Individuals with SCD, family members, providers, legislators, community-based organizations, advocates, and other key collaborators were invited to attend an in-person meeting on Friday, September 9th at Washington University School of Medicine. 

The meeting served as a kick-off and vision casting to initiate a year long process to develop a comprehensive and cohesive State Action Plan for Sickle Cell Disease and Trait. We envision the Action Plan to be a roadmap that will transform healthcare delivery, access to, and cost effectiveness of care for Missourians with sickle cell disease.

We had over 45 individuals attend the meeting in-person, and an additional 20 attended via zoom. Organizations represented included: Affinia Healthcare, Barnes Jewish Hospital, Behavioral Health Network of Greater St. Louis, Bureau of Genetics and Healthy Childhood, CENTENE, Christian Hospital Northeast and Northwest HealthCare, Community Health Worker Coalition, Integrated Health Network, Missouri Department of Health & Senior Services, Missouri Primary Care Association, Missouri HealthNet, Sickle Cell Association of St. Louis, St. Louis Children’s Hospital, St. Louis University, SSM Health, St. Louis County Department of Public Health, St. Louis Regional Health Commission, State of Missouri Department of Elementary and Secondary Education, TEAMHealth, University Health (Kansas City), University of Missouri Health Care (Columbia), Uriel E. Owens Sickle Cell Association of the Midwest, & Washington University School of Medicine. 

During the meeting, we discussed the need for and proposed structure of a State Action Plan for SCD, heard an overview of the current state of SCD from representatives from the community, clinical care, and policy, learned about model programs across the county, and brainstormed current challenges, successes, and proposed solutions for SCD care in Missouri. We ended the day by breaking out into work groups to start the process of developing a roadmap of priorities, goals, and activities to be included in a State Action Plan for SCD in Missouri. 

The 10 Essential Public Health Services Framework developed by the Public Health National Center for Innovations and the de Beaumont Foundation guided the development of our three work groups: Assessment, Assurance, and Policy Development. The proposed goals of each work group are listed below.

Assessment

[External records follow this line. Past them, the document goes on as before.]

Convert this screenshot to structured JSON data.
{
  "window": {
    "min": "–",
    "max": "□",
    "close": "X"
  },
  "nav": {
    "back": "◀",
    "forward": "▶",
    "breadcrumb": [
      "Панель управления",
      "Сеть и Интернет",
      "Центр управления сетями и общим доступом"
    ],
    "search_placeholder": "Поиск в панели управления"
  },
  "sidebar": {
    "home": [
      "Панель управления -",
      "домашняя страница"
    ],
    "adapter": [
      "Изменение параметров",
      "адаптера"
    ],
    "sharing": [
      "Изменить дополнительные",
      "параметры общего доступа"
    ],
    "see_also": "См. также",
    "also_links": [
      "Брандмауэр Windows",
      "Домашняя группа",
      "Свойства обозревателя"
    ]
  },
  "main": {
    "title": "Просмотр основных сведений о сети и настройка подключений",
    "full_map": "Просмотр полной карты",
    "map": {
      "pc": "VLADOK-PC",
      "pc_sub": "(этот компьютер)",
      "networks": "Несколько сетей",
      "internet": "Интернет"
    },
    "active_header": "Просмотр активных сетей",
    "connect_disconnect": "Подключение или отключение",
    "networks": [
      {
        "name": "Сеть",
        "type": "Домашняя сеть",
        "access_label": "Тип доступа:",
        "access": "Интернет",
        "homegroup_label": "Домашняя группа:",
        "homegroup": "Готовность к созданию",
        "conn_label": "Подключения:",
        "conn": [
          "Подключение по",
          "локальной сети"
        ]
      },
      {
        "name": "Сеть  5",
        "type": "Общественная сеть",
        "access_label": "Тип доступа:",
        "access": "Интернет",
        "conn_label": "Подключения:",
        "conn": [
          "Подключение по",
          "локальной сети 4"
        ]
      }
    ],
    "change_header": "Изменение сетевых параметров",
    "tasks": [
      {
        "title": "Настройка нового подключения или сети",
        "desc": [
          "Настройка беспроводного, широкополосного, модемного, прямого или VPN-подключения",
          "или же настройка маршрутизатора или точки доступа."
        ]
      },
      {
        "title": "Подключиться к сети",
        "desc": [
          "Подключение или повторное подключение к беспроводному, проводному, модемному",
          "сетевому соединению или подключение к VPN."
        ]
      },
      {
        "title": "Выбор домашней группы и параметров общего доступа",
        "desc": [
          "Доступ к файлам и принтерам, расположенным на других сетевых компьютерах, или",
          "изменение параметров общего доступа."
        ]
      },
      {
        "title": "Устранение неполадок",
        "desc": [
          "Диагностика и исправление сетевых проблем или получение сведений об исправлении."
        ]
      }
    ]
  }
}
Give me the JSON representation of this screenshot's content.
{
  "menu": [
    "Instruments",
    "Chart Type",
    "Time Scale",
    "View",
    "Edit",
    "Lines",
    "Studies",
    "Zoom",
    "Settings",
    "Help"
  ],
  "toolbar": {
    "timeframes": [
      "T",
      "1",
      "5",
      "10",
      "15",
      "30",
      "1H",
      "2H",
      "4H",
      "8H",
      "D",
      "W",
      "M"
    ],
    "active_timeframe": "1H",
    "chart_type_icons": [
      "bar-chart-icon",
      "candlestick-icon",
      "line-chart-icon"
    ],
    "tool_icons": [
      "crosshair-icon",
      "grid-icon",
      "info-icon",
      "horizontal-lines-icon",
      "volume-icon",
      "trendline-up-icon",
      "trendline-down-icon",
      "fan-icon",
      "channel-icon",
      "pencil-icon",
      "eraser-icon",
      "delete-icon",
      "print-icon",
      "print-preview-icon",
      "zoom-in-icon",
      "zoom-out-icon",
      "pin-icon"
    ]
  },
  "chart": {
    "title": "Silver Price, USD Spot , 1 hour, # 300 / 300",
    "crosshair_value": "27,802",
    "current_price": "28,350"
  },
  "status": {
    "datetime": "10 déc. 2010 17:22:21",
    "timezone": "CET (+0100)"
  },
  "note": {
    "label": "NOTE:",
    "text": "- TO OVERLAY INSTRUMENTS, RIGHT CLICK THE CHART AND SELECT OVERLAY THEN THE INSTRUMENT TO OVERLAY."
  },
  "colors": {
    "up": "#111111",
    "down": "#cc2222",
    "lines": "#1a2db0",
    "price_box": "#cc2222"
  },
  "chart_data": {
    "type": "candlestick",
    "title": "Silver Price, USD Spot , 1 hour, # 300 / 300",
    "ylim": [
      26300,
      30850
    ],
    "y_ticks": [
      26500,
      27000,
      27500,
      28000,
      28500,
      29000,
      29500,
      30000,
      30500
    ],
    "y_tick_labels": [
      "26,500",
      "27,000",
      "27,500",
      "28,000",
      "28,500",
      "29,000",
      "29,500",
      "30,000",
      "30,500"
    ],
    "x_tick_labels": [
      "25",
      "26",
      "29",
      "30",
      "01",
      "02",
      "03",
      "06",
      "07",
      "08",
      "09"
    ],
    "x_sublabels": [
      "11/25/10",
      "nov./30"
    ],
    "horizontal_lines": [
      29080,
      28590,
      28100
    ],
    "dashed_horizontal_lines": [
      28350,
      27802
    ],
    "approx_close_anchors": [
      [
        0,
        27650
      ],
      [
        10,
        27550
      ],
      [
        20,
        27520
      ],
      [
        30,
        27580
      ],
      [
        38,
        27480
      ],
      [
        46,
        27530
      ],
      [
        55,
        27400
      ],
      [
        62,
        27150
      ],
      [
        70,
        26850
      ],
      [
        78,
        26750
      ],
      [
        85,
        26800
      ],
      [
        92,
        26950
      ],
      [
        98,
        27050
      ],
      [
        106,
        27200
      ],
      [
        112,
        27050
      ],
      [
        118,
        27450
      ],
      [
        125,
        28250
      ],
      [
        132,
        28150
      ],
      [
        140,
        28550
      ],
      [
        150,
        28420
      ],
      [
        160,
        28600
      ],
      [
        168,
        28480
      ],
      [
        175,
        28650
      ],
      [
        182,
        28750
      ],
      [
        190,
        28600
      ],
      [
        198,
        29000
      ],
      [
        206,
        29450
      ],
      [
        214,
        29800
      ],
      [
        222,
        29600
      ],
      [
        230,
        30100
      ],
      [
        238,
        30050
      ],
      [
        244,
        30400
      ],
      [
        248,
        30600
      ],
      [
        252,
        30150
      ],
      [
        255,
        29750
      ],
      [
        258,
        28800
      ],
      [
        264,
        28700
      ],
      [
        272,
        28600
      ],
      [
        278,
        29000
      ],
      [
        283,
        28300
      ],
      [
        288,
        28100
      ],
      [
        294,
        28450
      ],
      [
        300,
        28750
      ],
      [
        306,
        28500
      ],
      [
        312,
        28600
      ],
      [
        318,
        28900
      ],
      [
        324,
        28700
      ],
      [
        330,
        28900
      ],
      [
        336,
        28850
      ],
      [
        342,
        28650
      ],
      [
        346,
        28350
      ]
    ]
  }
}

  1. Create a Registry of patients with SCD and SCT in Missouri
  2. Improve access to and availability of trait testing and counseling to decrease number of babies with SCD born to unsuspecting parents
  3. Decrease number of individuals with SCD who become lost to care (not seen a hematologist/SCD provider in the past year)

Assurance

  1. Create guidelines at each SCD center to guide transition from pediatric to adult care
  2. Increase patient and provider education at every training stage throughout medical school
  3. Involve primary care providers and establish a true medical home for patients with SCD; Educate patients about the importance of primary care providers and educate primary care providers about SCD
  4. Connect with Vocational Rehab but adapt it to the needs of individuals with SCD
  5. Create a referral/resource list for centers to provide to patients with information on Vocational Rehab, primary care providers, specialists, community-based organizations, etc. 

Policy Development

  1. Create an annual report for SCD in Missouri, utilize state aggregated data to drive policy change 
  2. Create clear and compelling narratives from patients to describe the population with SCD, what has been working, what needs are unmet
  3. Work more directly with the education system to ensure all children with SCD get access to regular cognitive testing, therapy, and other psychosocial services from an early age

 Work groups will continue to meet throughout the next year to refine goals and establish key activities and strategies to accomplish goals. We will meet together as a large group quarterly to share progress.